Contrary to popular belief, "only sons," "the last son to carry the family name," and "sole surviving sons" must register for the draft, they can be drafted, and they can serve in combat. However, they may be entitled to a peacetime deferment if there is a military death in the immediate family.
Provisions regarding the survivors of veterans were written into Selective Service law after World War II. Details have varied over the years, but the basic premise remains the same; where a family member has been lost as a result of military service, the remaining family members should be protected insofar as possible.
It is important to keep in mind that the provisions are directly related to service-connected deaths. The mere fact that a man is the only child or only son does not qualify him for consideration - he must be the survivor of one who died as a result of military service.
The present law provides a peacetime exemption for anyone whose parent or sibling was killed in action, died in line of duty, or died later as a result of disease or injury incurred in line of duty while serving in the armed forces of the United States. Also included are those whose parent or sibling is in a captured or missing status as a result of service in the armed forces during any period of time. This is known as the "surviving son or brother" provision. A man does not have to be the only surviving son in order to qualify; if there are four sons in a family and one dies in the line of duty, the remaining three would qualify for surviving son or brother status under the present law.
The surviving son or brother provision is applicable only in peacetime. It does not apply in time of war or national emergency declared by the Congress.
The original law, passed in 1948, exempted the sole surviving son of a family where one or more sons or daughters died as a result of military service. No restriction existed at that time to limit the exemption to peacetime. The provision was intended to protect families which had lost a member in World War II.
In 1964, recognizing that sons of World War II veterans were reaching draft age, Congress changed the law to include the sole surviving son of a family where the father, or one or more sons or daughters, died as a result of military service. At this time the peacetime-only restriction was also added to the law.
A further change was made in 1971, expanding the exemption to any son, not necessarily the sole surviving son, of a family where the father, brother or sister died as a result of military service. This provision was recently expanded to include mothers.
In addition to peace-time draft deferrment, the Department of Defense authorizes discharges for any son or daughter in a family in which the father or mother or one or more sons or daughters:

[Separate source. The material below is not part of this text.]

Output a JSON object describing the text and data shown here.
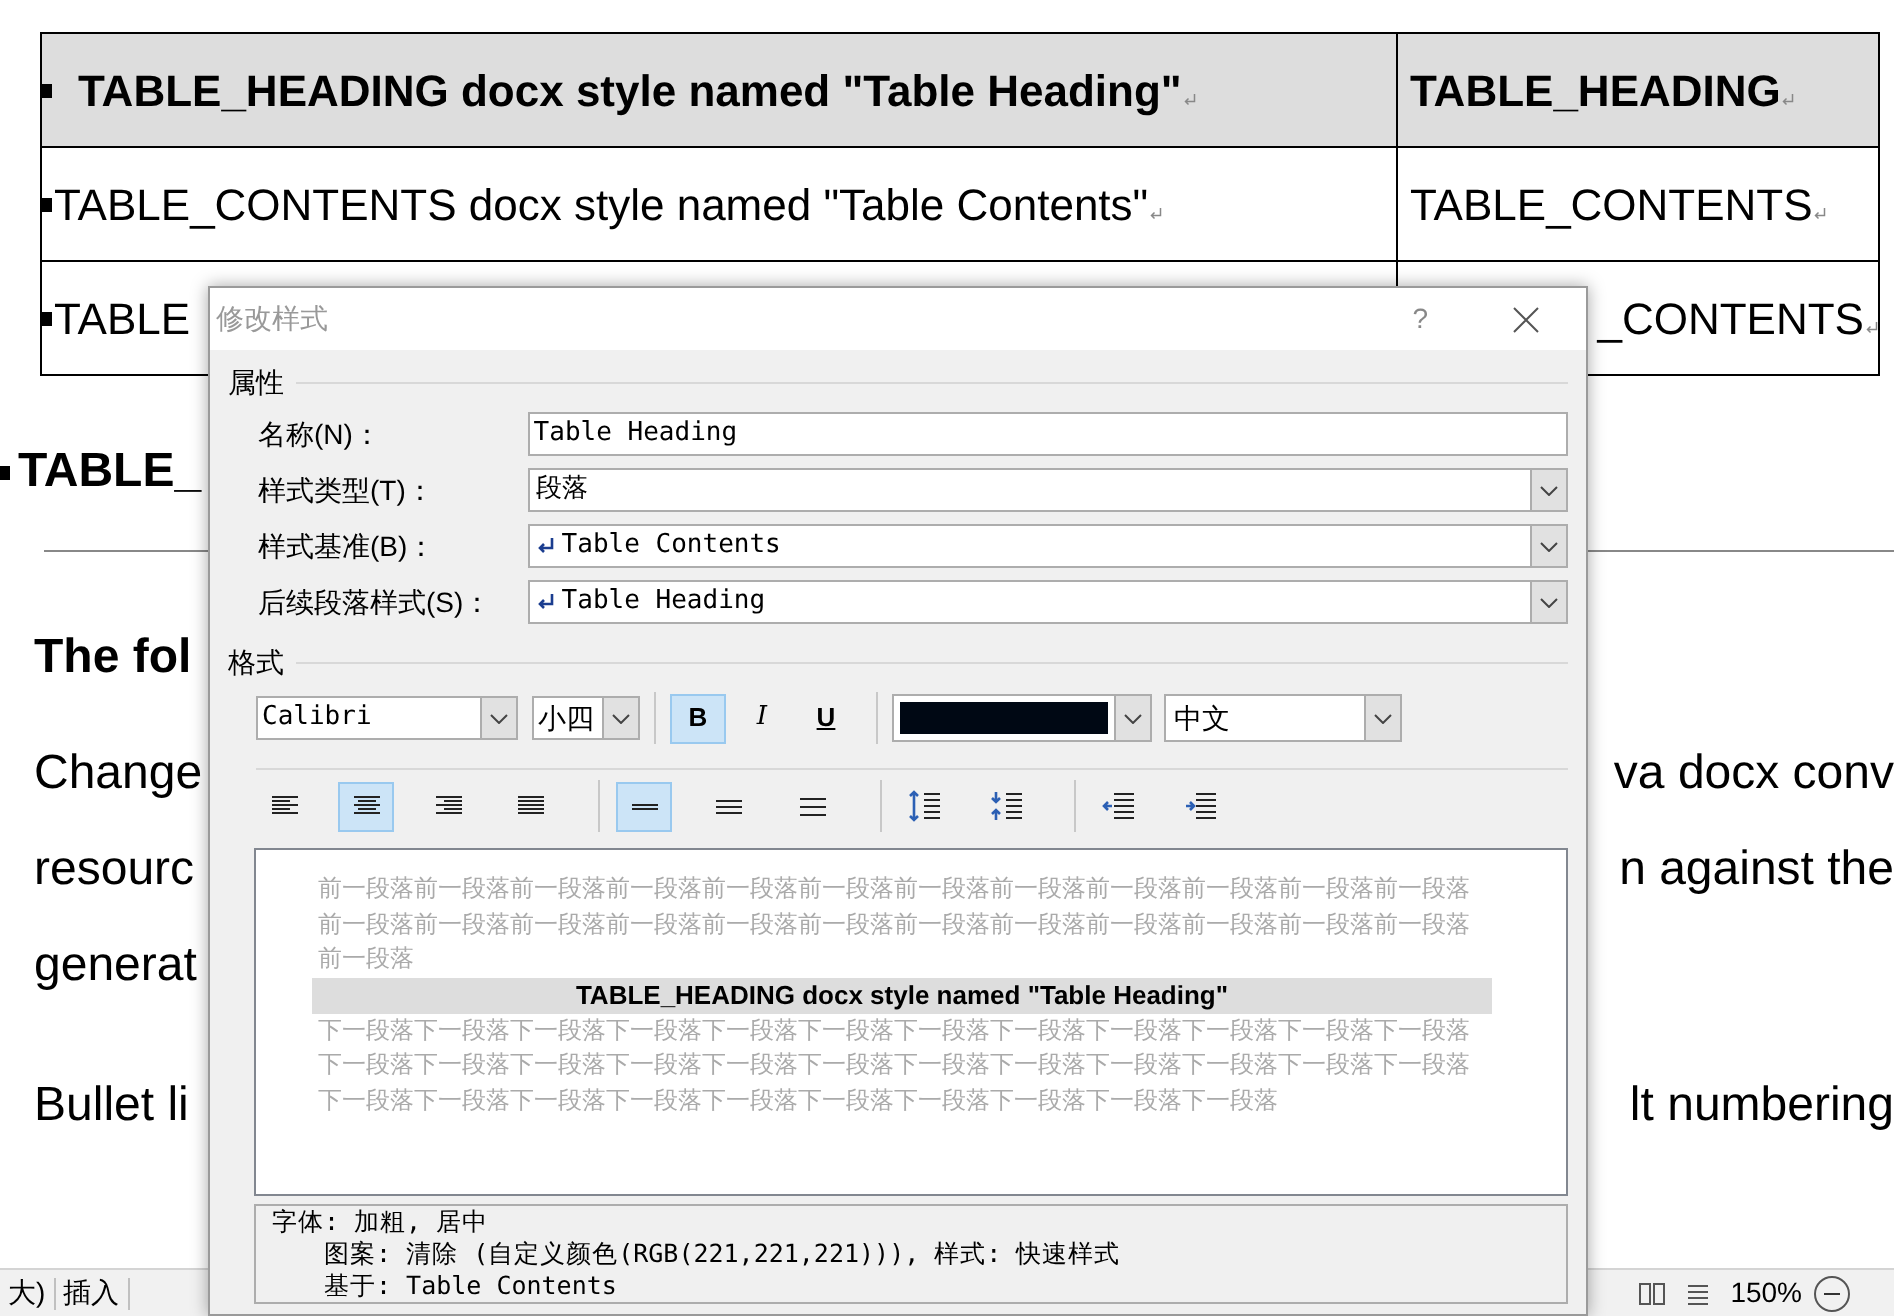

- Have been killed in action or have died when serving in the U.S. Armed Forces from wounds, accident, or disease.
- Are in a captured or missing-in-action status.
- Have a permanent 100 percent Service-related disability (including 100 percent mental disability), as determined by the Veterans' Administration or one of the Military Services, and are not gainfully employed because of the disability.
It also does not apply to commissioned officers or warrant officers unless they were involuntarily drafted into the Armed Forces (as there is currently no draft going on, that means commissioned officers and warrant officers cannot be released from service under this provision).
Additionally, service members who enlist, reenlist, or voluntarily extends his or her active duty period after having been notified of the family casualty on which the surviving status is based shall be considered as having waived his or her rights for separation as a surviving son or daughter.
A member who has waived his or her right to a separation as a surviving son or daughter may request reinstatement of that status at any time. However, a request for reinstatement shall not be granted automatically, but shall be considered on the merits of the individual case.